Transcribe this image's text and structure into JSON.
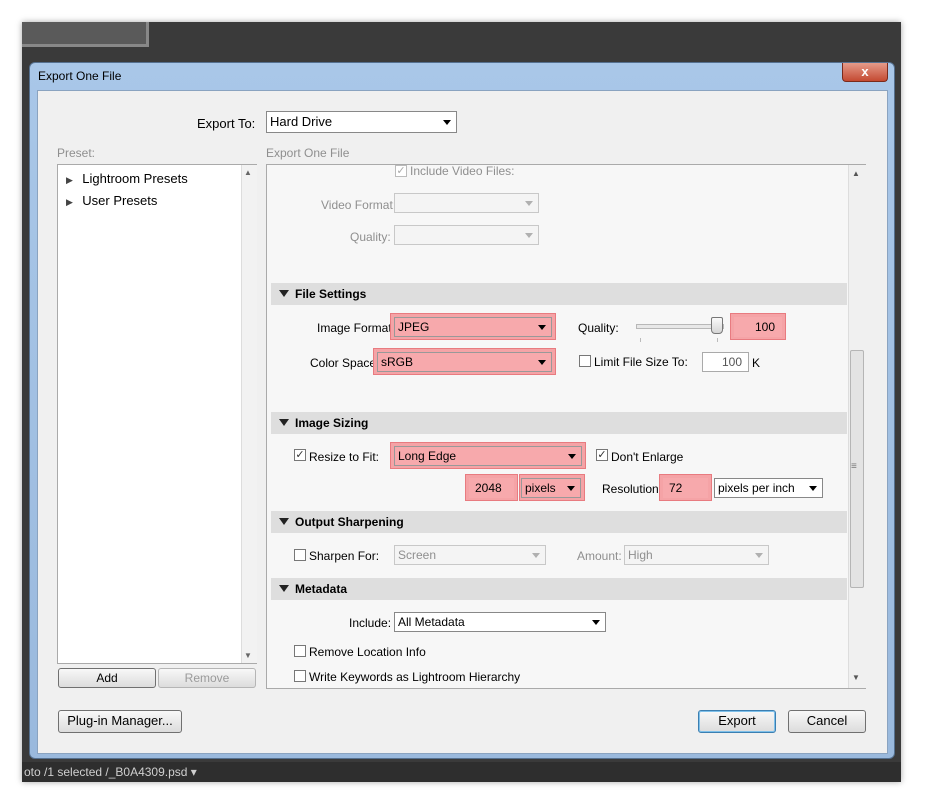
{
  "window": {
    "title": "Export One File",
    "close_label": "x"
  },
  "export_to": {
    "label": "Export To:",
    "value": "Hard Drive"
  },
  "preset": {
    "label": "Preset:",
    "items": [
      {
        "label": "Lightroom Presets"
      },
      {
        "label": "User Presets"
      }
    ],
    "add_label": "Add",
    "remove_label": "Remove"
  },
  "panel": {
    "title": "Export One File"
  },
  "video": {
    "include_label": "Include Video Files:",
    "format_label": "Video Format:",
    "quality_label": "Quality:"
  },
  "file_settings": {
    "header": "File Settings",
    "image_format_label": "Image Format:",
    "image_format_value": "JPEG",
    "quality_label": "Quality:",
    "quality_value": "100",
    "color_space_label": "Color Space:",
    "color_space_value": "sRGB",
    "limit_label": "Limit File Size To:",
    "limit_value": "100",
    "limit_unit": "K"
  },
  "image_sizing": {
    "header": "Image Sizing",
    "resize_label": "Resize to Fit:",
    "resize_value": "Long Edge",
    "dont_enlarge_label": "Don't Enlarge",
    "size_value": "2048",
    "size_unit": "pixels",
    "resolution_label": "Resolution:",
    "resolution_value": "72",
    "resolution_unit": "pixels per inch"
  },
  "output_sharpening": {
    "header": "Output Sharpening",
    "sharpen_label": "Sharpen For:",
    "sharpen_value": "Screen",
    "amount_label": "Amount:",
    "amount_value": "High"
  },
  "metadata": {
    "header": "Metadata",
    "include_label": "Include:",
    "include_value": "All Metadata",
    "remove_location_label": "Remove Location Info",
    "write_keywords_label": "Write Keywords as Lightroom Hierarchy"
  },
  "buttons": {
    "plugin_manager": "Plug-in Manager...",
    "export": "Export",
    "cancel": "Cancel"
  },
  "statusbar": {
    "text": "oto /1 selected /_B0A4309.psd ▾"
  },
  "colors": {
    "highlight": "#f5a3a6",
    "section_bg": "#dedede"
  }
}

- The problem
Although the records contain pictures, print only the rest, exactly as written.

- Completed task
Transcribe this image's text and structure into JSON.
{
  "window": {
    "title": "Export One File",
    "close_label": "x"
  },
  "export_to": {
    "label": "Export To:",
    "value": "Hard Drive"
  },
  "preset": {
    "label": "Preset:",
    "items": [
      {
        "label": "Lightroom Presets"
      },
      {
        "label": "User Presets"
      }
    ],
    "add_label": "Add",
    "remove_label": "Remove"
  },
  "panel": {
    "title": "Export One File"
  },
  "video": {
    "include_label": "Include Video Files:",
    "format_label": "Video Format:",
    "quality_label": "Quality:"
  },
  "file_settings": {
    "header": "File Settings",
    "image_format_label": "Image Format:",
    "image_format_value": "JPEG",
    "quality_label": "Quality:",
    "quality_value": "100",
    "color_space_label": "Color Space:",
    "color_space_value": "sRGB",
    "limit_label": "Limit File Size To:",
    "limit_value": "100",
    "limit_unit": "K"
  },
  "image_sizing": {
    "header": "Image Sizing",
    "resize_label": "Resize to Fit:",
    "resize_value": "Long Edge",
    "dont_enlarge_label": "Don't Enlarge",
    "size_value": "2048",
    "size_unit": "pixels",
    "resolution_label": "Resolution:",
    "resolution_value": "72",
    "resolution_unit": "pixels per inch"
  },
  "output_sharpening": {
    "header": "Output Sharpening",
    "sharpen_label": "Sharpen For:",
    "sharpen_value": "Screen",
    "amount_label": "Amount:",
    "amount_value": "High"
  },
  "metadata": {
    "header": "Metadata",
    "include_label": "Include:",
    "include_value": "All Metadata",
    "remove_location_label": "Remove Location Info",
    "write_keywords_label": "Write Keywords as Lightroom Hierarchy"
  },
  "buttons": {
    "plugin_manager": "Plug-in Manager...",
    "export": "Export",
    "cancel": "Cancel"
  },
  "statusbar": {
    "text": "oto /1 selected /_B0A4309.psd ▾"
  },
  "colors": {
    "highlight": "#f5a3a6",
    "section_bg": "#dedede"
  }
}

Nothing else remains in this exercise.